Copyright vs community

Went to see Richard Stallman do his talk “Copyright vs community” at the LSE last night. Andrew’s co-worker Anthony spotted the gig and sorted tickets (thank you Anthony).

Stallman didn’t disappoint. I now wish I had brought a pen and paper as the examples he gave seemed potent from his mouth but not quite fully formed when reported to Nicki back at home. One of his main purposes is to challenge the large set of assumptions surrounding copyright legislation.

Under the guise of protecting the artist for the good of the community as a whole, legislators in both the UK and the US have enacted draconian rules that ultimately do not serve you and me.

He describes copyright as a social contract, one we entered eyes-open many years ago because at the time, we were trading a freedom that as individuals we could not use for enforcement that we could. Specifically, most individuals probably did not have access to printing presses and so could not exercise a right to share their assets with their neighbours. Instead, early copyright legislation restricted printers from copying works. This early law regulated industry for the benefit of us all—an equitable trade.

This initial trade however is no longer fair. We can now easily copy and share the assets we have payed for, so it makes sense that we/05/no longer wish to be held by the terms of the initial social contract. What was a good deal for our great great grandfathers is now very much not one.

Stallman goes on the mention other assumptions we have been trained to accept as axiomatic. For example, all copyright must be equal the same rules must cover all copyrighted items. This part of the law lets asset owners (let’s put this in Marxist terms just for fun…) protect 99% of the copyright they shouldn’t have by finding one rare exception that they can convince the courts that they should.
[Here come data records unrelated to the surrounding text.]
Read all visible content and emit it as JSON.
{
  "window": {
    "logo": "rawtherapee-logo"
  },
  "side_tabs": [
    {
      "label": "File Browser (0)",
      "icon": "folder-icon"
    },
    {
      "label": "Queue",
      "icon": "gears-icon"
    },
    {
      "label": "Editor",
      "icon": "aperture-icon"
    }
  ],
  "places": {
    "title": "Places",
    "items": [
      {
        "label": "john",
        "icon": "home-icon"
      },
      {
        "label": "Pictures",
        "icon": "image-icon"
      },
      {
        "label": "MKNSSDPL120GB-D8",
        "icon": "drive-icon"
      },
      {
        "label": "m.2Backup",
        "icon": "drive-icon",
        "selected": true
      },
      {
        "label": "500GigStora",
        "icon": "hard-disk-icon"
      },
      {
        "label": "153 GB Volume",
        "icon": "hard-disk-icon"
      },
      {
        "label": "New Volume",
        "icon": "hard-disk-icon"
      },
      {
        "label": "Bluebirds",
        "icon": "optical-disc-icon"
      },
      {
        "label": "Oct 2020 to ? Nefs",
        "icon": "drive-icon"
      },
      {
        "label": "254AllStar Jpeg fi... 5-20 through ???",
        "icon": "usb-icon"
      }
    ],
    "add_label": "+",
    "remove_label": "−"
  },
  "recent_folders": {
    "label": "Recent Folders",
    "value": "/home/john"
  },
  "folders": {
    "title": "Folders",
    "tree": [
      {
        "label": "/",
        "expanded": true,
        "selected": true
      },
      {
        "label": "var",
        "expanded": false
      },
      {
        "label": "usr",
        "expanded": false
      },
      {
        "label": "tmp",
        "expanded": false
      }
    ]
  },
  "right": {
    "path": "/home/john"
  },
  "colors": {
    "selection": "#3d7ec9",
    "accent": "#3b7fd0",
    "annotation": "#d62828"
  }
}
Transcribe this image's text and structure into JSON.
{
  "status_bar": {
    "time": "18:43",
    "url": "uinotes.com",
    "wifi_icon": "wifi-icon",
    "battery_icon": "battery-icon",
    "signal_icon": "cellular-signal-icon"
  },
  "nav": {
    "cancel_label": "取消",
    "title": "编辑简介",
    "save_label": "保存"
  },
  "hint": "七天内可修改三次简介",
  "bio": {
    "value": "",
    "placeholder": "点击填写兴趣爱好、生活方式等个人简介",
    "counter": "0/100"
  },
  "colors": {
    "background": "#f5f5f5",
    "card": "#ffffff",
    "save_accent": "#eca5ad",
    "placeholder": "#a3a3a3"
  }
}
Instead, Stallman propose a tiered system of copyright based not on the author or the media but on the purpose. It’s at this point that memory fails me as his three-part structure seemed very lucid at the time, but I can’t remember the exact details (I must be getting old) so tonight (he is talking about patents tonight) I’ll bring a pen;-)